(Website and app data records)
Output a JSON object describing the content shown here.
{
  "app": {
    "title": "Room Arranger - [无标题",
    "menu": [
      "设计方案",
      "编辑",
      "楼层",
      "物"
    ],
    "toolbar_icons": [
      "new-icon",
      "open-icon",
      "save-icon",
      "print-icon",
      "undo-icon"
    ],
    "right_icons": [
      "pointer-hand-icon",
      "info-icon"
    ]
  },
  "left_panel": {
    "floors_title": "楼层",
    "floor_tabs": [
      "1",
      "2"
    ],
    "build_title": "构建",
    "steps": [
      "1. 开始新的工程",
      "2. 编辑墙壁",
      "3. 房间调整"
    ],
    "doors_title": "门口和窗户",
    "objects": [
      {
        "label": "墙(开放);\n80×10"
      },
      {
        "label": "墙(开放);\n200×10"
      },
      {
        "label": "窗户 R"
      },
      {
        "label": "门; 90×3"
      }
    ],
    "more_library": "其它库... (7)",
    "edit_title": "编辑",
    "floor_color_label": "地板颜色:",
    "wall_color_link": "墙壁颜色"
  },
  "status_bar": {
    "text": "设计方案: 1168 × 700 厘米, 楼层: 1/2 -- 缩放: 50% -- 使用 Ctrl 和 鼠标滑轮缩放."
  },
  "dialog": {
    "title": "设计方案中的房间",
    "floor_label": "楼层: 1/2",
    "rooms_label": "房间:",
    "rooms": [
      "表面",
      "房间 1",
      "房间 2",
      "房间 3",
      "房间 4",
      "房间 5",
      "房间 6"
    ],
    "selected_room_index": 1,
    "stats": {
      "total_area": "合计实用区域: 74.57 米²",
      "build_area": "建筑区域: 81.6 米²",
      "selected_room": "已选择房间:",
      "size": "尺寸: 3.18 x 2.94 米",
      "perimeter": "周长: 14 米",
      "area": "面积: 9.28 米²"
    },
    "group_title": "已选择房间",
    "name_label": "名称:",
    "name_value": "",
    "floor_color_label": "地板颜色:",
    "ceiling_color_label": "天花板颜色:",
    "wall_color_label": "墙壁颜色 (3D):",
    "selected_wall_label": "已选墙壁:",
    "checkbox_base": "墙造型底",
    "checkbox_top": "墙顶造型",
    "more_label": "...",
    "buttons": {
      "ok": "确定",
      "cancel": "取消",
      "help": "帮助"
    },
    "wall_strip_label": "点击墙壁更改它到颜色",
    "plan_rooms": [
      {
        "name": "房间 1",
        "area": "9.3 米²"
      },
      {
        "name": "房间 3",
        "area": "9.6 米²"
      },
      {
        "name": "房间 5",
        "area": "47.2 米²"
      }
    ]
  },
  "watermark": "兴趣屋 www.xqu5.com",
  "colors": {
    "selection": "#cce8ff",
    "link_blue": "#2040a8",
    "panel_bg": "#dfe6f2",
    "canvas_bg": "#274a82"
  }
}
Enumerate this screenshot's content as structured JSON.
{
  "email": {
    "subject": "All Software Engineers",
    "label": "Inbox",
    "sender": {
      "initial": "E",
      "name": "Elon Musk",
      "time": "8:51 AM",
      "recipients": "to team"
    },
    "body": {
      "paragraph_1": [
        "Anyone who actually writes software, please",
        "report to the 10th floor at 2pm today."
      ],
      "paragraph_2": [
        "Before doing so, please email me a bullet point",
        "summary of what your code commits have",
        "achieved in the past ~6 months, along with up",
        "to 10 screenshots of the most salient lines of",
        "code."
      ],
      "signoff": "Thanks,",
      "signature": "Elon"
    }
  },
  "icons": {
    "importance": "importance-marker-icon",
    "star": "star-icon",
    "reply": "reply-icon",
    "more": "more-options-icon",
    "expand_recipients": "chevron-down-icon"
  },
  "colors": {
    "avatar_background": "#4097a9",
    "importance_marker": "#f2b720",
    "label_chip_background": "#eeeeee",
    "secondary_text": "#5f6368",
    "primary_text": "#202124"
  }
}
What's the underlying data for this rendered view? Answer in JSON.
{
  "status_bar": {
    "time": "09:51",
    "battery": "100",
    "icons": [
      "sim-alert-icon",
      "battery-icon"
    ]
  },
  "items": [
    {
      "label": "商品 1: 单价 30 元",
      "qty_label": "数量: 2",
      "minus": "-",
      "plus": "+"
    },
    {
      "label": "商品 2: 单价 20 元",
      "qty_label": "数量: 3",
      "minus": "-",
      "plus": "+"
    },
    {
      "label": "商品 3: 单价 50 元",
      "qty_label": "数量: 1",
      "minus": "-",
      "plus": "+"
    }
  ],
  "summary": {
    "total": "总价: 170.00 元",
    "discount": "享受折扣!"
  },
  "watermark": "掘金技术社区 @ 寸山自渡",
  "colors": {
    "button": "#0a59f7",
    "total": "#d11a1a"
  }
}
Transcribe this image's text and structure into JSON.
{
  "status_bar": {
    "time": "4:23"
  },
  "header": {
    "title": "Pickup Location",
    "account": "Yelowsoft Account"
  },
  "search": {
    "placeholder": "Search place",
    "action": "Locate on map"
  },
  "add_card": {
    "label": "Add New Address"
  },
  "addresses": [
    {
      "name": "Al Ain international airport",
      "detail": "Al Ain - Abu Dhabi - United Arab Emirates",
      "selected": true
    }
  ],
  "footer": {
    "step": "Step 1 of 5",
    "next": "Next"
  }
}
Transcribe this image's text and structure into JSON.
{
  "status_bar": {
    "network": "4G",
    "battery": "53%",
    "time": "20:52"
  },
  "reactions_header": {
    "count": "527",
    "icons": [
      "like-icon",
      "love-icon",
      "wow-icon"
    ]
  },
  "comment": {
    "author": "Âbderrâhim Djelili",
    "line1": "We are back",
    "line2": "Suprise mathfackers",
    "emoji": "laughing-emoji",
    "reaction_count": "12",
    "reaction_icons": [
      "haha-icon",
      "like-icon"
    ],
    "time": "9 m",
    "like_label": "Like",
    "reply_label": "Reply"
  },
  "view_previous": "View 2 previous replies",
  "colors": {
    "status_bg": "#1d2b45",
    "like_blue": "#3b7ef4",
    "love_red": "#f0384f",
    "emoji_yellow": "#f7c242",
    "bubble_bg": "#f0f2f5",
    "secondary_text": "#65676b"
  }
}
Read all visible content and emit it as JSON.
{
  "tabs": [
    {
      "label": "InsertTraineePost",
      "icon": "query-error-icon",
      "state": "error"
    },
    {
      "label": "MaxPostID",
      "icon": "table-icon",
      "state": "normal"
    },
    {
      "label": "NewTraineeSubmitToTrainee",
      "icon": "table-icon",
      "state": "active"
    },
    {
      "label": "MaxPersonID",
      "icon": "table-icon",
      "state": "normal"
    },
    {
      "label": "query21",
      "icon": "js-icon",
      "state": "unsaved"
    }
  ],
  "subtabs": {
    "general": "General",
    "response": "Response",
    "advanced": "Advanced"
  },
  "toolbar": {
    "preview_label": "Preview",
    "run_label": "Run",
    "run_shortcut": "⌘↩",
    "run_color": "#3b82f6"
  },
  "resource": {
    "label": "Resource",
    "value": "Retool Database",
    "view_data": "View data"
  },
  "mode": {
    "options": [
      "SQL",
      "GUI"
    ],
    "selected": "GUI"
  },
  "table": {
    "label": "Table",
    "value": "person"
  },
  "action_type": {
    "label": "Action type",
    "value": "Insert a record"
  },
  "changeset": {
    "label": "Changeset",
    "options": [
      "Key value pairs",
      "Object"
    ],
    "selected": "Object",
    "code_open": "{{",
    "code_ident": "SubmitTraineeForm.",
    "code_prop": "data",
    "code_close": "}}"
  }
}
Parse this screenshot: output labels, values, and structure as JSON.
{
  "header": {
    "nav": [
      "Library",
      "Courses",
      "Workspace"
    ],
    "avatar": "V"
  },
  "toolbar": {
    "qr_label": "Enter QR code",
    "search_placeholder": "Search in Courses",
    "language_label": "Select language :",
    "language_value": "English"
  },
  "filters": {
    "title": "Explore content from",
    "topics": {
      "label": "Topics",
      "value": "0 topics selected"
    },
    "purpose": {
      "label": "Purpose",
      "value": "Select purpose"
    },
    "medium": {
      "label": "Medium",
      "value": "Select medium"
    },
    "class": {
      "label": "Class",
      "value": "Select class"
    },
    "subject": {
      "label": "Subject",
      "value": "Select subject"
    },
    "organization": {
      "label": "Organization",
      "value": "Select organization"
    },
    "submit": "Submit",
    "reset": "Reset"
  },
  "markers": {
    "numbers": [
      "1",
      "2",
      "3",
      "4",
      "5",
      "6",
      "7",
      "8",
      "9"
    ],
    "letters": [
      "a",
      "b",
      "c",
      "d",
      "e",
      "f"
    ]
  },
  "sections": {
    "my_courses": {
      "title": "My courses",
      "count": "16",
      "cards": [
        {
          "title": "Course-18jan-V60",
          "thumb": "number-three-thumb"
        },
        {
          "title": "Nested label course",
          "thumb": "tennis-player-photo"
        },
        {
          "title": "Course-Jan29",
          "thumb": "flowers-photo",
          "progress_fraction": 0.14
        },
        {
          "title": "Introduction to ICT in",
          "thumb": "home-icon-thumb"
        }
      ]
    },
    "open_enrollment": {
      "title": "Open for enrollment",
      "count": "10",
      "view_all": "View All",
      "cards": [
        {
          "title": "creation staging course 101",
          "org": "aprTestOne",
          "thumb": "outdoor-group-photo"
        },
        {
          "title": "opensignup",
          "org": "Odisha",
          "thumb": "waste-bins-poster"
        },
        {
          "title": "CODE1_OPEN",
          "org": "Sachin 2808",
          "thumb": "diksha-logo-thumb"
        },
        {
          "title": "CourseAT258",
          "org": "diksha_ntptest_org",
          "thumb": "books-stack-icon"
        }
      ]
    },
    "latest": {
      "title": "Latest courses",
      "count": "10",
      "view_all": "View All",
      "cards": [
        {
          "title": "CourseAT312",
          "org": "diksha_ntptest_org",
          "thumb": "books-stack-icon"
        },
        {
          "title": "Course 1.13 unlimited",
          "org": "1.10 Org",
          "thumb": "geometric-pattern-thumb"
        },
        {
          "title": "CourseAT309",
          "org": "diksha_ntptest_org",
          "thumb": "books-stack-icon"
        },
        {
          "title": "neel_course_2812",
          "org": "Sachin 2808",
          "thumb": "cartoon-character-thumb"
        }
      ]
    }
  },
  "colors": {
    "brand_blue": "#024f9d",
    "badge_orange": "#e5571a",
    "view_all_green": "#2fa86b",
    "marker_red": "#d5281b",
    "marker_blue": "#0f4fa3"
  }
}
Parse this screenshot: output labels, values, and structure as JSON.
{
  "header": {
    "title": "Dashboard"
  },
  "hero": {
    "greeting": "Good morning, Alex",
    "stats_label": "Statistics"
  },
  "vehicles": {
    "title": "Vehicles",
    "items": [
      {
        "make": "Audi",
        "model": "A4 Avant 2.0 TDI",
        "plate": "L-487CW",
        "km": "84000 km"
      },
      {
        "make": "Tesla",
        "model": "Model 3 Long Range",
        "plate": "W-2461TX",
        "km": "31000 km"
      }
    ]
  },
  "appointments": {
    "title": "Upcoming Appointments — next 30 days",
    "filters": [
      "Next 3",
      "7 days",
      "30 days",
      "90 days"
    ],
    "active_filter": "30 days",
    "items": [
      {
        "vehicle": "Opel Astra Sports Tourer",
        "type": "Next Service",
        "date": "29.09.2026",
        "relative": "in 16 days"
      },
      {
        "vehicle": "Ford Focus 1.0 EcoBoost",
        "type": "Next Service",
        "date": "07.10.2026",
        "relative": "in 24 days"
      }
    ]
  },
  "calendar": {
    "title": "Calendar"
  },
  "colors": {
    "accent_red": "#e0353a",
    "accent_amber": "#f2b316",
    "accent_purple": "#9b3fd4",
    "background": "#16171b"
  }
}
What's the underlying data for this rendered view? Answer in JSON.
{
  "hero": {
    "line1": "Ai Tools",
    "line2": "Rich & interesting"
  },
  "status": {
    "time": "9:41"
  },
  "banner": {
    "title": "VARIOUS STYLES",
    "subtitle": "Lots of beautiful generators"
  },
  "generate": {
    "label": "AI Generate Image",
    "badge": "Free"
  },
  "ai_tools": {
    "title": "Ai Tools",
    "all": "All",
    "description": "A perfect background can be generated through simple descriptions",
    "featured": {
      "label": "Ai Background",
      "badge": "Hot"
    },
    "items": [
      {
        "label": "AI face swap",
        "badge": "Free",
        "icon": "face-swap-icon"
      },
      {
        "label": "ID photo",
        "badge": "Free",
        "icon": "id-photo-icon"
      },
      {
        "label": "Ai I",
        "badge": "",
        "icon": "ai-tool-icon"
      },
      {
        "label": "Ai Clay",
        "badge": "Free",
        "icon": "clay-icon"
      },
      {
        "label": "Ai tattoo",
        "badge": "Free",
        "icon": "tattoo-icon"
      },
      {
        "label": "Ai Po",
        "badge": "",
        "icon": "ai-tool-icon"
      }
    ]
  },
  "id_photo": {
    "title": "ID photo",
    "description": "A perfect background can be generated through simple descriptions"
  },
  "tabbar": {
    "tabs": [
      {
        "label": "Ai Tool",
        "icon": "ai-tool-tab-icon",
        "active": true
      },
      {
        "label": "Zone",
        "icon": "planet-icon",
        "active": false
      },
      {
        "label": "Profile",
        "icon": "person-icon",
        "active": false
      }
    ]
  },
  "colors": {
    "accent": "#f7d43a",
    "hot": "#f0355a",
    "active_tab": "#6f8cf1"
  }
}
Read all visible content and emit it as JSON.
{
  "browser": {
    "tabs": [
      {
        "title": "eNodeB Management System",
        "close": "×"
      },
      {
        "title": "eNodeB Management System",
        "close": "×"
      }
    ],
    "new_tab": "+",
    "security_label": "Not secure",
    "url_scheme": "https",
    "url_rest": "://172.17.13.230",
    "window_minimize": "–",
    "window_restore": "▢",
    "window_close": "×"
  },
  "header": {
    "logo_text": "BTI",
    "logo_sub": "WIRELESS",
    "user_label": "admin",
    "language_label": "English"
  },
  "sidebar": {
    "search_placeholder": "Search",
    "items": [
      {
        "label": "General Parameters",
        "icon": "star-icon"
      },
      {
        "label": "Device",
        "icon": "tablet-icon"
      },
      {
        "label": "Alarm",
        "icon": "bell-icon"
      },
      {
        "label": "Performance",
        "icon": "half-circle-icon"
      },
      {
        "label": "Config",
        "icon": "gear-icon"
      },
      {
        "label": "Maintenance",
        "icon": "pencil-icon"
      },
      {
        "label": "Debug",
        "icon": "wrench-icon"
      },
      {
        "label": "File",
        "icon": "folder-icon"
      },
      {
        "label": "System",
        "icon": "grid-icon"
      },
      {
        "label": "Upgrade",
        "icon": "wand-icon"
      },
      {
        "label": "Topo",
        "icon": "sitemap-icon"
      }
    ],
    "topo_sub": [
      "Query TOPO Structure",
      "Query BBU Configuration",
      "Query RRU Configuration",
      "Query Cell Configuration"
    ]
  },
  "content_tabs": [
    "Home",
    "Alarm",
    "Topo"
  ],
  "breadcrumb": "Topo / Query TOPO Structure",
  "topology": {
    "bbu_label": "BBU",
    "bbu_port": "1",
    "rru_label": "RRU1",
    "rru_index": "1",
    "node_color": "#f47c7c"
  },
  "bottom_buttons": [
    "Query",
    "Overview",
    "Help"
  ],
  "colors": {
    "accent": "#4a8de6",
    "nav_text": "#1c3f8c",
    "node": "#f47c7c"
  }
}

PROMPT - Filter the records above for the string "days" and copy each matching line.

SOLUTION TO THIS EXERCISE -
    "title": "Upcoming Appointments — next 30 days",
      "7 days",
      "30 days",
      "90 days"
    "active_filter": "30 days",
        "relative": "in 16 days"
        "relative": "in 24 days"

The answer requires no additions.